#### WHAT YOU WILL DO
Make an exact copy of the listing below. Pictures stay out of it.

#### INFORMATION
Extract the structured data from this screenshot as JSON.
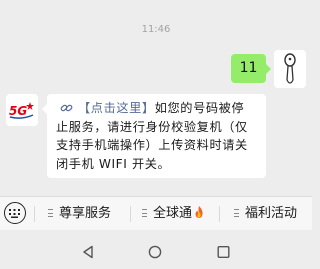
{
  "chat": {
    "timestamp": "11:46",
    "sent_message": "11",
    "received_message": {
      "link_label": "【点击这里】",
      "body": "如您的号码被停止服务，请进行身份校验复机（仅支持手机端操作）上传资料时请关闭手机 WIFI 开关。"
    },
    "sender_logo_text": "5G"
  },
  "menu": {
    "items": [
      {
        "label": "尊享服务"
      },
      {
        "label": "全球通"
      },
      {
        "label": "福利活动"
      }
    ]
  },
  "colors": {
    "sent_bubble": "#95ec69",
    "link": "#576b95",
    "logo_red": "#e60012"
  }
}
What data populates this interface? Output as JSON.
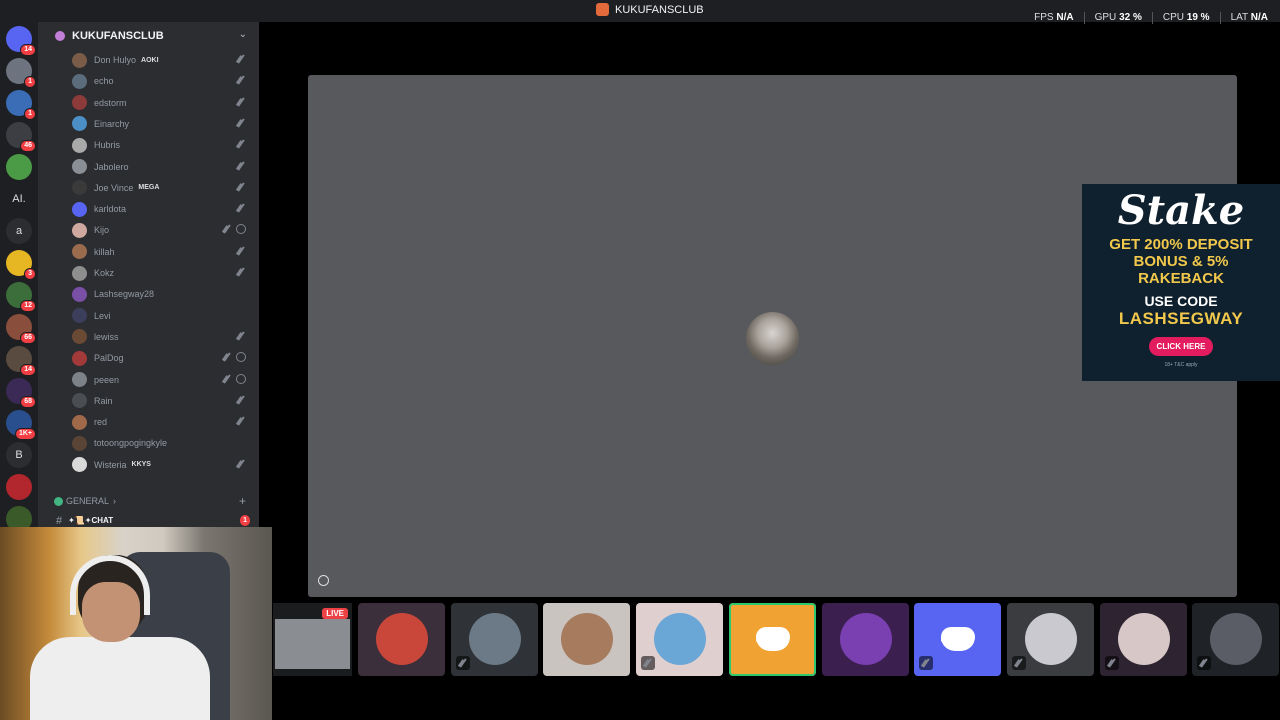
{
  "window": {
    "title": "KUKUFANSCLUB",
    "stats": [
      {
        "label": "FPS",
        "value": "N/A"
      },
      {
        "label": "GPU",
        "value": "32 %"
      },
      {
        "label": "CPU",
        "value": "19 %"
      },
      {
        "label": "LAT",
        "value": "N/A"
      }
    ]
  },
  "rail": {
    "servers": [
      {
        "badge": "14",
        "color": "#5865f2"
      },
      {
        "badge": "1",
        "color": "#6d7480"
      },
      {
        "badge": "1",
        "color": "#3a6db5"
      },
      {
        "badge": "46",
        "color": "#3d3d44"
      },
      {
        "badge": "",
        "color": "#4a9a46"
      },
      {
        "text": "AI.",
        "badge": "",
        "color": "#1e1f22"
      },
      {
        "text": "a",
        "badge": "",
        "color": "#2b2d31"
      },
      {
        "badge": "3",
        "color": "#e6b722"
      },
      {
        "badge": "12",
        "color": "#3b6e3a"
      },
      {
        "badge": "66",
        "color": "#8a4e3c"
      },
      {
        "badge": "14",
        "color": "#5a4b40"
      },
      {
        "badge": "68",
        "color": "#3a2a55"
      },
      {
        "badge": "1K+",
        "color": "#2a4f8f"
      },
      {
        "text": "B",
        "badge": "",
        "color": "#2b2d31"
      },
      {
        "badge": "",
        "color": "#b2272e"
      },
      {
        "badge": "",
        "color": "#3b5a2a"
      }
    ]
  },
  "server": {
    "name": "KUKUFANSCLUB",
    "members": [
      {
        "name": "Don Hulyo",
        "tag": "AOKI",
        "muted": true,
        "deaf": false,
        "color": "#7a5c48"
      },
      {
        "name": "echo",
        "tag": "",
        "muted": true,
        "deaf": false,
        "color": "#5b6d7c"
      },
      {
        "name": "edstorm",
        "tag": "",
        "muted": true,
        "deaf": false,
        "color": "#8c3a3a"
      },
      {
        "name": "Einarchy",
        "tag": "",
        "muted": true,
        "deaf": false,
        "color": "#4c8fc7"
      },
      {
        "name": "Hubris",
        "tag": "",
        "muted": true,
        "deaf": false,
        "color": "#a9a9a9"
      },
      {
        "name": "Jabolero",
        "tag": "",
        "muted": true,
        "deaf": false,
        "color": "#8a8f96"
      },
      {
        "name": "Joe Vince",
        "tag": "MEGA",
        "muted": true,
        "deaf": false,
        "color": "#3a3a3a"
      },
      {
        "name": "karldota",
        "tag": "",
        "muted": true,
        "deaf": false,
        "color": "#5865f2"
      },
      {
        "name": "Kijo",
        "tag": "",
        "muted": true,
        "deaf": true,
        "color": "#cfa9a0"
      },
      {
        "name": "killah",
        "tag": "",
        "muted": true,
        "deaf": false,
        "color": "#9b6b4d"
      },
      {
        "name": "Kokz",
        "tag": "",
        "muted": true,
        "deaf": false,
        "color": "#8e8e8e"
      },
      {
        "name": "Lashsegway28",
        "tag": "",
        "muted": false,
        "deaf": false,
        "color": "#7a4fa6"
      },
      {
        "name": "Levi",
        "tag": "",
        "muted": false,
        "deaf": false,
        "color": "#3b3f5c"
      },
      {
        "name": "lewiss",
        "tag": "",
        "muted": true,
        "deaf": false,
        "color": "#6b4a35"
      },
      {
        "name": "PalDog",
        "tag": "",
        "muted": true,
        "deaf": true,
        "color": "#a33a3a"
      },
      {
        "name": "peeen",
        "tag": "",
        "muted": true,
        "deaf": true,
        "color": "#7d8288"
      },
      {
        "name": "Rain",
        "tag": "",
        "muted": true,
        "deaf": false,
        "color": "#4a4d52"
      },
      {
        "name": "red",
        "tag": "",
        "muted": true,
        "deaf": false,
        "color": "#a06a4a"
      },
      {
        "name": "totoongpogingkyle",
        "tag": "",
        "muted": false,
        "deaf": false,
        "color": "#5a4436"
      },
      {
        "name": "Wisteria",
        "tag": "KKYS",
        "muted": true,
        "deaf": false,
        "color": "#d9d9d9"
      }
    ],
    "category": "GENERAL",
    "channel": {
      "name": "✦📜✦CHAT",
      "unread": "1"
    }
  },
  "stage": {
    "popout_icon": "popout-icon"
  },
  "ad": {
    "brand": "Stake",
    "line1": "GET 200% DEPOSIT",
    "line2": "BONUS & 5%",
    "line3": "RAKEBACK",
    "code_label": "USE CODE",
    "code": "LASHSEGWAY",
    "cta": "CLICK HERE",
    "fine": "18+ T&C apply"
  },
  "strip": {
    "live_label": "LIVE",
    "tiles": [
      {
        "bg": "#3a2f3a",
        "pic": "#c9473a",
        "muted": false,
        "discord": false
      },
      {
        "bg": "#2f3236",
        "pic": "#6b7a86",
        "muted": true,
        "discord": false
      },
      {
        "bg": "#c9c4bf",
        "pic": "#a77b5e",
        "muted": false,
        "discord": false
      },
      {
        "bg": "#e0cfcf",
        "pic": "#6aa6d6",
        "muted": true,
        "discord": false
      },
      {
        "bg": "#f0a232",
        "pic": "",
        "muted": false,
        "discord": true,
        "active": true
      },
      {
        "bg": "#3b1f4f",
        "pic": "#7a3fb0",
        "muted": false,
        "discord": false
      },
      {
        "bg": "#5865f2",
        "pic": "",
        "muted": true,
        "discord": true
      },
      {
        "bg": "#3b3c40",
        "pic": "#c9c9cf",
        "muted": true,
        "discord": false
      },
      {
        "bg": "#2e2330",
        "pic": "#d7c7c7",
        "muted": true,
        "discord": false
      },
      {
        "bg": "#1f2226",
        "pic": "#5a5d66",
        "muted": true,
        "discord": false
      }
    ]
  }
}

#### RESULT OF THIS EXERCISE
Extract the structured data from this screenshot as JSON.
{
  "chat": {
    "timestamp": "11:46",
    "sent_message": "11",
    "received_message": {
      "link_label": "【点击这里】",
      "body": "如您的号码被停止服务，请进行身份校验复机（仅支持手机端操作）上传资料时请关闭手机 WIFI 开关。"
    },
    "sender_logo_text": "5G"
  },
  "menu": {
    "items": [
      {
        "label": "尊享服务"
      },
      {
        "label": "全球通"
      },
      {
        "label": "福利活动"
      }
    ]
  },
  "colors": {
    "sent_bubble": "#95ec69",
    "link": "#576b95",
    "logo_red": "#e60012"
  }
}
What data populates this interface? Output as JSON.
{
  "window": {
    "title": "KUKUFANSCLUB",
    "stats": [
      {
        "label": "FPS",
        "value": "N/A"
      },
      {
        "label": "GPU",
        "value": "32 %"
      },
      {
        "label": "CPU",
        "value": "19 %"
      },
      {
        "label": "LAT",
        "value": "N/A"
      }
    ]
  },
  "rail": {
    "servers": [
      {
        "badge": "14",
        "color": "#5865f2"
      },
      {
        "badge": "1",
        "color": "#6d7480"
      },
      {
        "badge": "1",
        "color": "#3a6db5"
      },
      {
        "badge": "46",
        "color": "#3d3d44"
      },
      {
        "badge": "",
        "color": "#4a9a46"
      },
      {
        "text": "AI.",
        "badge": "",
        "color": "#1e1f22"
      },
      {
        "text": "a",
        "badge": "",
        "color": "#2b2d31"
      },
      {
        "badge": "3",
        "color": "#e6b722"
      },
      {
        "badge": "12",
        "color": "#3b6e3a"
      },
      {
        "badge": "66",
        "color": "#8a4e3c"
      },
      {
        "badge": "14",
        "color": "#5a4b40"
      },
      {
        "badge": "68",
        "color": "#3a2a55"
      },
      {
        "badge": "1K+",
        "color": "#2a4f8f"
      },
      {
        "text": "B",
        "badge": "",
        "color": "#2b2d31"
      },
      {
        "badge": "",
        "color": "#b2272e"
      },
      {
        "badge": "",
        "color": "#3b5a2a"
      }
    ]
  },
  "server": {
    "name": "KUKUFANSCLUB",
    "members": [
      {
        "name": "Don Hulyo",
        "tag": "AOKI",
        "muted": true,
        "deaf": false,
        "color": "#7a5c48"
      },
      {
        "name": "echo",
        "tag": "",
        "muted": true,
        "deaf": false,
        "color": "#5b6d7c"
      },
      {
        "name": "edstorm",
        "tag": "",
        "muted": true,
        "deaf": false,
        "color": "#8c3a3a"
      },
      {
        "name": "Einarchy",
        "tag": "",
        "muted": true,
        "deaf": false,
        "color": "#4c8fc7"
      },
      {
        "name": "Hubris",
        "tag": "",
        "muted": true,
        "deaf": false,
        "color": "#a9a9a9"
      },
      {
        "name": "Jabolero",
        "tag": "",
        "muted": true,
        "deaf": false,
        "color": "#8a8f96"
      },
      {
        "name": "Joe Vince",
        "tag": "MEGA",
        "muted": true,
        "deaf": false,
        "color": "#3a3a3a"
      },
      {
        "name": "karldota",
        "tag": "",
        "muted": true,
        "deaf": false,
        "color": "#5865f2"
      },
      {
        "name": "Kijo",
        "tag": "",
        "muted": true,
        "deaf": true,
        "color": "#cfa9a0"
      },
      {
        "name": "killah",
        "tag": "",
        "muted": true,
        "deaf": false,
        "color": "#9b6b4d"
      },
      {
        "name": "Kokz",
        "tag": "",
        "muted": true,
        "deaf": false,
        "color": "#8e8e8e"
      },
      {
        "name": "Lashsegway28",
        "tag": "",
        "muted": false,
        "deaf": false,
        "color": "#7a4fa6"
      },
      {
        "name": "Levi",
        "tag": "",
        "muted": false,
        "deaf": false,
        "color": "#3b3f5c"
      },
      {
        "name": "lewiss",
        "tag": "",
        "muted": true,
        "deaf": false,
        "color": "#6b4a35"
      },
      {
        "name": "PalDog",
        "tag": "",
        "muted": true,
        "deaf": true,
        "color": "#a33a3a"
      },
      {
        "name": "peeen",
        "tag": "",
        "muted": true,
        "deaf": true,
        "color": "#7d8288"
      },
      {
        "name": "Rain",
        "tag": "",
        "muted": true,
        "deaf": false,
        "color": "#4a4d52"
      },
      {
        "name": "red",
        "tag": "",
        "muted": true,
        "deaf": false,
        "color": "#a06a4a"
      },
      {
        "name": "totoongpogingkyle",
        "tag": "",
        "muted": false,
        "deaf": false,
        "color": "#5a4436"
      },
      {
        "name": "Wisteria",
        "tag": "KKYS",
        "muted": true,
        "deaf": false,
        "color": "#d9d9d9"
      }
    ],
    "category": "GENERAL",
    "channel": {
      "name": "✦📜✦CHAT",
      "unread": "1"
    }
  },
  "stage": {
    "popout_icon": "popout-icon"
  },
  "ad": {
    "brand": "Stake",
    "line1": "GET 200% DEPOSIT",
    "line2": "BONUS & 5%",
    "line3": "RAKEBACK",
    "code_label": "USE CODE",
    "code": "LASHSEGWAY",
    "cta": "CLICK HERE",
    "fine": "18+ T&C apply"
  },
  "strip": {
    "live_label": "LIVE",
    "tiles": [
      {
        "bg": "#3a2f3a",
        "pic": "#c9473a",
        "muted": false,
        "discord": false
      },
      {
        "bg": "#2f3236",
        "pic": "#6b7a86",
        "muted": true,
        "discord": false
      },
      {
        "bg": "#c9c4bf",
        "pic": "#a77b5e",
        "muted": false,
        "discord": false
      },
      {
        "bg": "#e0cfcf",
        "pic": "#6aa6d6",
        "muted": true,
        "discord": false
      },
      {
        "bg": "#f0a232",
        "pic": "",
        "muted": false,
        "discord": true,
        "active": true
      },
      {
        "bg": "#3b1f4f",
        "pic": "#7a3fb0",
        "muted": false,
        "discord": false
      },
      {
        "bg": "#5865f2",
        "pic": "",
        "muted": true,
        "discord": true
      },
      {
        "bg": "#3b3c40",
        "pic": "#c9c9cf",
        "muted": true,
        "discord": false
      },
      {
        "bg": "#2e2330",
        "pic": "#d7c7c7",
        "muted": true,
        "discord": false
      },
      {
        "bg": "#1f2226",
        "pic": "#5a5d66",
        "muted": true,
        "discord": false
      }
    ]
  }
}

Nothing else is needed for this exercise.